In addition to the buffet, there’s also a small selection of a la carte dining. When you’re in the dining area, each table has a sticker with a QR code and a table number. You can open that website, enter your table number, and then you can order something.
The options change over time, but during my visit included battered cod and mushy peas, burger and fries, butternut squash curry, a kale salad, a pastrami sandwich, and more.
I decided to order the kale salad and the build your own ice cream cookie sandwich. I found the ordering process to be easy, and within 10 minutes both items were correctly delivered. Both dishes were fairly tasty.
I found service in the lounge to be friendly. For example, the server proactively brought me silverware when delivering this food, and also asked if she could get me something to drink.
As far as drinks go, all wine and liquor are available at the bar, unlike at the Greenwich Lounge, where it’s self-serve. While there’s one of those wine fridges in the back of the lounge, this seems to be for display purposes only.
You can either go to the bar to order a drink, or you can order drinks to be delivered to your table via the QR codes on the tables. Below is the drink selection that was displayed via the ordering system.
It’s bizarre that there’s only sparkling wine in the Soho Lounge, while the (inferior) Greenwich Lounge serves Piper-Heidsieck. I have to imagine that’s a fluke, or something.
Beyond that, there was a coffee machine, some juice, drip coffee, tea, and a fridge with beer, soda, and soft drinks.

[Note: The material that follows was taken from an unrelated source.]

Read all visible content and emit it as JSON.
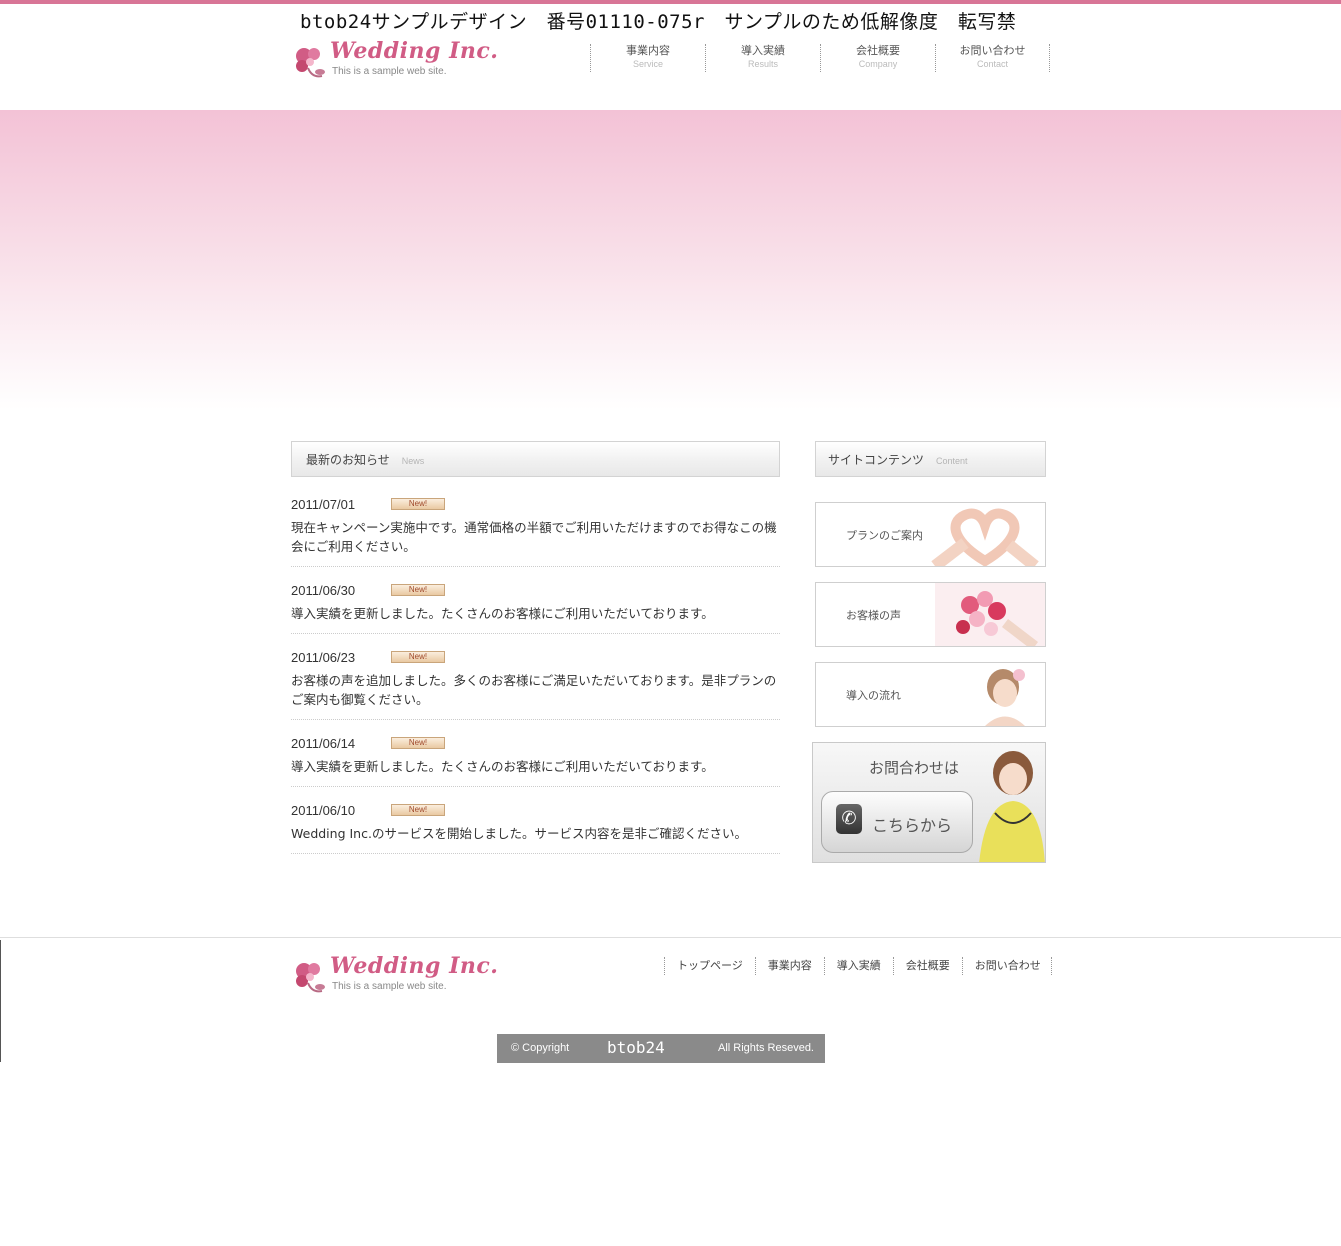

All-in-all, I thought that the selection was marginally better than what you’d find in the Greenwich Lounge, so I was impressed. My only real critique is how American seems to hate decent coffee. None of the carrier’s new lounges have barista-made coffee, which seems like a reasonable expectation for a premium lounge.
Soho Lounge New York bathrooms & showers
The Soho Lounge JFK has bathrooms and shower suites in the very back. The bathrooms are quite elegant, in terms of the lighting and sinks, though I didn’t find the sinks to be particularly practical to use.
There were also several stalls and a few urinals.
The Soho Lounge also has a few shower suites, each featuring a sink, toilet, and walk-in shower. While the shower suites are different than in the Greenwich Lounge, I can’t say that one is necessarily better than the other.
Given how much effort airlines put into having branded products, I was a bit surprised that the reusable toiletry containers weren’t branded.
I had a great experience at the Soho Lounge, both in absolute and relative terms. The lounge has a gorgeous and luxurious design, lots of natural light, an extensive selection of food (including a menu you can order off of), cocktails made by bartenders, a comfortable relaxation area, and great shower suites.
Also, I think it’s important to note what an incremental improvement this lounge represents. Terminal 8 didn’t previously have a dedicated lounge for oneworld Emerald members, so it’s nice for these members to have access to a special space. Furthermore, this is way better than the oneworld Emerald section that British Airways used to have in its Terminal 7 lounge.
I do want to acknowledge that both the Soho Lounge and Chelsea Lounge seem to be really polarizing among frequent flyers. I’ve seen people rave about these lounges, and I’ve seen people heavily critique these lounges. I imagine that also largely reflects the time of day that you visit.
What do you make of the Soho Lounge JFK?